In a pair of subcommittee hearings this week, House Natural Resources Committee members will consider legislation to promote renewable energy development on public lands and scrutinize existing projects that have been built there. The Energy and Mineral Resources Subcommittee is set to host the first hearing on Wednesday afternoon. With representatives from the conservation community, renewables industry and country governments, they will evaluate the “Public Land Renewable Energy Development Act,” or H.R. 2663.

Dems strike compromise on energy provisions in platform

Source: Jennifer Yachnin, E&E reporter • Posted: Monday, July 11th, 2016

Democrats on Saturday struck a compromise over energy policy in the party’s 2016 platform that calls for incentives that favor renewable energy development over natural gas power plants but does not include an outright ban on hydraulic fracturing promoted by supporters of Vermont Sen. Bernie Sanders.
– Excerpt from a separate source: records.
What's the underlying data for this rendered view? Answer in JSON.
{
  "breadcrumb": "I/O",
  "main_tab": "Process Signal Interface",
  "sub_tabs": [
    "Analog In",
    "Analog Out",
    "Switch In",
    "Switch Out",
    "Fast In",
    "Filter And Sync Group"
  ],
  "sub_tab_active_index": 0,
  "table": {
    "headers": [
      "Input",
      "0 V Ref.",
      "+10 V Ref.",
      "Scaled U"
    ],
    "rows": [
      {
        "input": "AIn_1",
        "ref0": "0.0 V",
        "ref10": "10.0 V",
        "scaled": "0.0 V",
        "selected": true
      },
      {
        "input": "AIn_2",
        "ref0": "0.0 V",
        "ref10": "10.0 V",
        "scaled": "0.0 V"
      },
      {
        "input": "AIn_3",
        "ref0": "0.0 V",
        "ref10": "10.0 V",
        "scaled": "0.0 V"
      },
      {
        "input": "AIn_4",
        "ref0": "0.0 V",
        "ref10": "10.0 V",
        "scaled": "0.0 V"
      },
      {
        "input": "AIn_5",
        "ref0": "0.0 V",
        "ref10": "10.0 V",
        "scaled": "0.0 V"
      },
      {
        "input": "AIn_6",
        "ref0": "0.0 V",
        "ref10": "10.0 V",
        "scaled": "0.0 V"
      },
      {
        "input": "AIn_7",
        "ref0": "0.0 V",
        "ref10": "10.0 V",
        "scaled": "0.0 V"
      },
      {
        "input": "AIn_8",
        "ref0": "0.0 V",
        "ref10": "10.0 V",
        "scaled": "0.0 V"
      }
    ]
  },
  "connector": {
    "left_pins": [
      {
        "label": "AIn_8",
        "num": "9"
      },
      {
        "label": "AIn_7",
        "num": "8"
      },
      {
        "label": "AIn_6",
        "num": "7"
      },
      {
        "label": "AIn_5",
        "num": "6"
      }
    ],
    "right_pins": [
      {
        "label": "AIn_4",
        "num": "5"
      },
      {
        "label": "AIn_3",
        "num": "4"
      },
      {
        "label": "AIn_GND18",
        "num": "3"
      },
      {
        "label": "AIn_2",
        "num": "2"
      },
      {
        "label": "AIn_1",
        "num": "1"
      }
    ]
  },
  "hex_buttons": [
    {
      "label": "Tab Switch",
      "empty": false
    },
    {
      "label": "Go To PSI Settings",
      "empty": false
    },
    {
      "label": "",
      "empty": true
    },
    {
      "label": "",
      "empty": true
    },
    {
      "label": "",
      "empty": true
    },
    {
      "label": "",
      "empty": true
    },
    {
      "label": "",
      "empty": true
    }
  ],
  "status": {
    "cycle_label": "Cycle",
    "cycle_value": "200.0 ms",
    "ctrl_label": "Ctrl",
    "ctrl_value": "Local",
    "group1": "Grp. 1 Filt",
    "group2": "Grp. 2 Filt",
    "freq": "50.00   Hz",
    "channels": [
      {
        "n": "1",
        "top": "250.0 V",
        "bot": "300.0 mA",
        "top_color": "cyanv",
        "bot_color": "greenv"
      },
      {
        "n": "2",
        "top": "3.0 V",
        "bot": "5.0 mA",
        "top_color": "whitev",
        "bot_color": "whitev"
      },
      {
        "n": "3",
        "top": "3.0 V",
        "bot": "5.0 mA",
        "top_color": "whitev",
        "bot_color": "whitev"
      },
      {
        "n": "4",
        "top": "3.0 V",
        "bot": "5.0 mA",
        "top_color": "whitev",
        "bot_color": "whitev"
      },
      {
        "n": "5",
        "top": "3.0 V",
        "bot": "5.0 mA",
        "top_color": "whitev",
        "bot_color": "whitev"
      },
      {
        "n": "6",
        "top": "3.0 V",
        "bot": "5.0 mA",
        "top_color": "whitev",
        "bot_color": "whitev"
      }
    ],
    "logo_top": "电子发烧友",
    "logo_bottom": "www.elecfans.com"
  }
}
A “unity” amendment backed by supporters of both presumptive Democratic presidential nominee Hillary Clinton and Sanders — who is expected to abandon his bid for the nomination and endorse Clinton as early as tomorrow — also failed to include a formal carbon tax, although it states that “greenhouse gases should be priced to reflect their negative externalities, and to accelerate the transition to a clean energy economy.”
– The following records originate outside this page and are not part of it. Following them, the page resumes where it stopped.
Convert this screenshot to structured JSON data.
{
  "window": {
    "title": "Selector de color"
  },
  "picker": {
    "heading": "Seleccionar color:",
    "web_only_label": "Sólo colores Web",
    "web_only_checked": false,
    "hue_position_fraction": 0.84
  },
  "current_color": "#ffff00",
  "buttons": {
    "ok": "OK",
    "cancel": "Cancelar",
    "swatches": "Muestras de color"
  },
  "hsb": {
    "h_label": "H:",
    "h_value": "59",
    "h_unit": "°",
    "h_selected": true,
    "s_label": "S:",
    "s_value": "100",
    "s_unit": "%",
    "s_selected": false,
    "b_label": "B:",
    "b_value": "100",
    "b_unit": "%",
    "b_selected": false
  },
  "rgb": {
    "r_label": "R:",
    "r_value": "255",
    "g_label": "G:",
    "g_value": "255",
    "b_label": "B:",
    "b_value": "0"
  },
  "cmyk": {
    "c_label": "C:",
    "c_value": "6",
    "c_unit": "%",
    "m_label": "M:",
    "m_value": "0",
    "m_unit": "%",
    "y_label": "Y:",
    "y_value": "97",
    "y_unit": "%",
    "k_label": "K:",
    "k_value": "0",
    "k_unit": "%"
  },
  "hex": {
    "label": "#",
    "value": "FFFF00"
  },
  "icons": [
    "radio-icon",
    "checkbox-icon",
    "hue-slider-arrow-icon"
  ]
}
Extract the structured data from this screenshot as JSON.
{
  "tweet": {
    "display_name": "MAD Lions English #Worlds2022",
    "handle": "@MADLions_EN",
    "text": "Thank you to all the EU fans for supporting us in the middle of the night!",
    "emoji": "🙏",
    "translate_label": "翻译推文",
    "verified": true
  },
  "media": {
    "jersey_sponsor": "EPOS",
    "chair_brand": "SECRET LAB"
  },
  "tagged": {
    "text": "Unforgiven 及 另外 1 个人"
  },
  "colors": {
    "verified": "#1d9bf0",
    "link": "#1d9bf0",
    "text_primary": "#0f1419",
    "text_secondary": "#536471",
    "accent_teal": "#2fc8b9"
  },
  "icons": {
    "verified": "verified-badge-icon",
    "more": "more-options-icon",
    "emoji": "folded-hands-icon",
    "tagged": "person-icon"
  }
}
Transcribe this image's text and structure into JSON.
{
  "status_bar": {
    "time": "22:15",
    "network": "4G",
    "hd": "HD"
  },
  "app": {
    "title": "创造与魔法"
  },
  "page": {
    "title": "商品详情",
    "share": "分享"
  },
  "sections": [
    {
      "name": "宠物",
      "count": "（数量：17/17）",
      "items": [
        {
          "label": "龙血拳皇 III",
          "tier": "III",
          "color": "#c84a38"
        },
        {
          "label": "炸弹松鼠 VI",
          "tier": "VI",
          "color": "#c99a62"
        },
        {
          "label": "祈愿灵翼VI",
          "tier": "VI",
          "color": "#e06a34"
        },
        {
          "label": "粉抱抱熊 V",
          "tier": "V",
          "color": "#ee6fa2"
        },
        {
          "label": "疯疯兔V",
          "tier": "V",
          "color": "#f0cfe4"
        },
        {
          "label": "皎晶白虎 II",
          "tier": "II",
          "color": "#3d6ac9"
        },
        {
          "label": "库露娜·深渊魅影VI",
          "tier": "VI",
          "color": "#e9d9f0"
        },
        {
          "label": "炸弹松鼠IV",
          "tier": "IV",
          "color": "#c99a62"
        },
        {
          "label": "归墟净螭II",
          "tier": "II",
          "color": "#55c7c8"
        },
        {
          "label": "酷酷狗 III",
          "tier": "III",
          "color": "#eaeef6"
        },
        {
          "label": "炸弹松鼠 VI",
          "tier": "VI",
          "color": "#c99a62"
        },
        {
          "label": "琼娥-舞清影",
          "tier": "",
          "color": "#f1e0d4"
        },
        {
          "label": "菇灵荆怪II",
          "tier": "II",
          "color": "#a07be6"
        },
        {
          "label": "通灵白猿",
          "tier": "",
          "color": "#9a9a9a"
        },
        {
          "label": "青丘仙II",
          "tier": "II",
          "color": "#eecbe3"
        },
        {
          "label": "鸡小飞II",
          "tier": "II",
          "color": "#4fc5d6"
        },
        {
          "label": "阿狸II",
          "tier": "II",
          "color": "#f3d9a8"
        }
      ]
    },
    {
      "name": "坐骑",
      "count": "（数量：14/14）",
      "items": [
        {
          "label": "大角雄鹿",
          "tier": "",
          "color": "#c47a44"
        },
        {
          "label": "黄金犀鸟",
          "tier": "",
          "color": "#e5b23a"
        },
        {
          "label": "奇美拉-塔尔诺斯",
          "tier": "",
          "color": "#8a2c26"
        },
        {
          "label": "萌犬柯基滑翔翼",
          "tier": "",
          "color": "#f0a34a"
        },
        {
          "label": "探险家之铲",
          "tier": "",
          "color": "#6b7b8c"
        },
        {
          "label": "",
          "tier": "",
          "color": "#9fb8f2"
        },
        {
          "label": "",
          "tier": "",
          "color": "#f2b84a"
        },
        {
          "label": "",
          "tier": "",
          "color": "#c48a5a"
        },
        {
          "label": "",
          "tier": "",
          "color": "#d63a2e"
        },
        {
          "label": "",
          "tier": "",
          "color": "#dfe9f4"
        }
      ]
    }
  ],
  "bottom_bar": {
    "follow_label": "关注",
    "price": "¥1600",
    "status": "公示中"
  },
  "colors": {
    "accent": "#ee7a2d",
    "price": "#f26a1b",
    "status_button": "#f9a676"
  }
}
Canada can boost wind power without hiking energy bills — study

Source: Daniel Cusick, E&E reporter • Posted: Monday, July 11th, 2016
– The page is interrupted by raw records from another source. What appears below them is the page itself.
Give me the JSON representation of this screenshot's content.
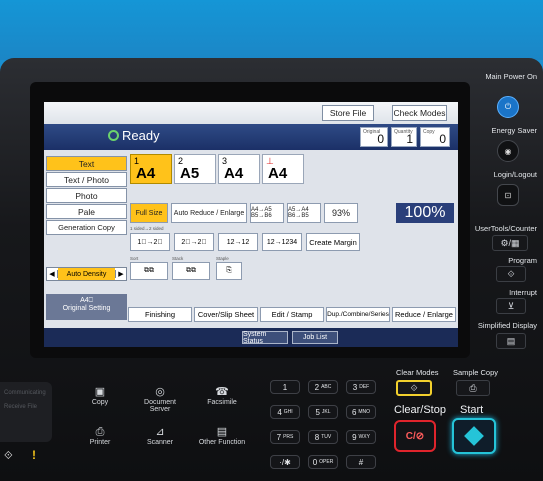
{
  "top": {
    "store_file": "Store File",
    "check_modes": "Check Modes"
  },
  "status": {
    "ready": "Ready",
    "original_label": "Original",
    "original_val": "0",
    "quantity_label": "Quantity",
    "quantity_val": "1",
    "copy_label": "Copy",
    "copy_val": "0"
  },
  "originals": [
    "Text",
    "Text / Photo",
    "Photo",
    "Pale",
    "Generation Copy"
  ],
  "paper": [
    {
      "num": "1",
      "size": "A4"
    },
    {
      "num": "2",
      "size": "A5"
    },
    {
      "num": "3",
      "size": "A4"
    },
    {
      "num": "",
      "size": "A4"
    }
  ],
  "reduce": {
    "full": "Full Size",
    "auto": "Auto Reduce / Enlarge",
    "a4a5": "A4→A5 B5→B6",
    "a5a4": "A5→A4 B6→B5",
    "p93": "93%",
    "p100": "100%"
  },
  "duplex_label": "1 sided→2 sided",
  "create_margin": "Create Margin",
  "sort_labels": {
    "sort": "Sort",
    "stack": "Stack",
    "staple": "Staple"
  },
  "auto_density": "Auto Density",
  "original_setting": "Original Setting",
  "tabs": [
    "Finishing",
    "Cover/Slip Sheet",
    "Edit / Stamp",
    "Dup./Combine/Series",
    "Reduce / Enlarge"
  ],
  "sysbar": {
    "system_status": "System Status",
    "job_list": "Job List"
  },
  "right": {
    "main_power": "Main Power On",
    "energy_saver": "Energy Saver",
    "login": "Login/Logout",
    "usertools": "UserTools/Counter",
    "program": "Program",
    "interrupt": "Interrupt",
    "simplified": "Simplified Display"
  },
  "left_side": {
    "communicating": "Communicating",
    "receive_file": "Receive File"
  },
  "functions": [
    {
      "label": "Copy",
      "glyph": "▣"
    },
    {
      "label": "Document Server",
      "glyph": "◎"
    },
    {
      "label": "Facsimile",
      "glyph": "☎"
    },
    {
      "label": "Printer",
      "glyph": "⎙"
    },
    {
      "label": "Scanner",
      "glyph": "⊿"
    },
    {
      "label": "Other Function",
      "glyph": "▤"
    }
  ],
  "keys": [
    [
      "1",
      ""
    ],
    [
      "2",
      "ABC"
    ],
    [
      "3",
      "DEF"
    ],
    [
      "4",
      "GHI"
    ],
    [
      "5",
      "JKL"
    ],
    [
      "6",
      "MNO"
    ],
    [
      "7",
      "PRS"
    ],
    [
      "8",
      "TUV"
    ],
    [
      "9",
      "WXY"
    ],
    [
      "·/✱",
      ""
    ],
    [
      "0",
      "OPER"
    ],
    [
      "#",
      ""
    ]
  ],
  "bottom": {
    "clear_modes": "Clear Modes",
    "sample_copy": "Sample Copy",
    "clear_stop": "Clear/Stop",
    "start": "Start",
    "clear_stop_glyph": "C/⊘"
  },
  "colors": {
    "accent_blue": "#1b8fd3",
    "start_green": "#25c4d8",
    "stop_red": "#e0242c",
    "clear_yellow": "#f2d02d"
  }
}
More than a third of Canada’s electricity demand could be met with wind turbines without compromising the country’s grid reliability or driving up power bills, new findings from a much-anticipated wind power integration study show. The study, led by GE Energy Consulting, is the first to make a detailed systemwide examination of the opportunities, costs and benefits of adding significant amounts of wind energy capacity to Canada’s grid, officials said.

Here’s what U.S. can learn from Germany’s sunny grid

Source: John Fialka, E&E reporter • Posted: Monday, July 11th, 2016

A report by a Berlin research institute said that on Sunday, May 15, Germany had generated just short of 100 percent of its electricity from renewable energy. It appeared to be an environmentalist’s dream come true. A surge of wind and solar power helped handle nearly all of the day’s power demands, and the grid hadn’t flickered. “Germany achieves milestone,” said one headline. But like many aspects of adapting electricity grids to cleaner energy sources, the milestones are still to come. First, the institute’s report was wrong. Later calculations showed the portion of electricity supply from renewable energy was around 82 percent, not a record.

Wisconsin Regulators relax wind farm noise standards

Source: By The Associated Press • Posted: Monday, July 11th, 2016

Wisconsin regulators have relaxed noise restrictions on a major wind farm in St. Croix County. The Public Service Commission approved the Highland wind farm in 2013, but a St. Croix County judge ruled the commission improperly imposed noise restrictions on the farm’s turbines. The restrictions required the turbines to remain within maximum decibel levels 95 percent of the time, or just under 23 hours per day.

Colorado PUC Reverses Decision, Approves Community Solar Gardens

Source: By Glenn Meyers, CkeanTechnica • Posted: Monday, July 11th, 2016

For the Colorado Public Utilities Commission, June was a month of changes for the future of renewable electricity and solar gardens in this state. Here is why: At June’s end, PV-Tech reported the Colorado PUC reversed an earlier decision it had rendered by approving the deployment of community solar gardens. The regulatory agency granted reconsideration of a proposal by the state’s largest utility, Xcel Energy, and three solar companies, for community solar gardens which had earlier been rejected. Community solar gardens provide scope for virtual net-metering to those wanting to go solar but who are unable to have panels on their own property, and were part of Xcel’s wider Renewable Energy Standard (RES) compliance plan.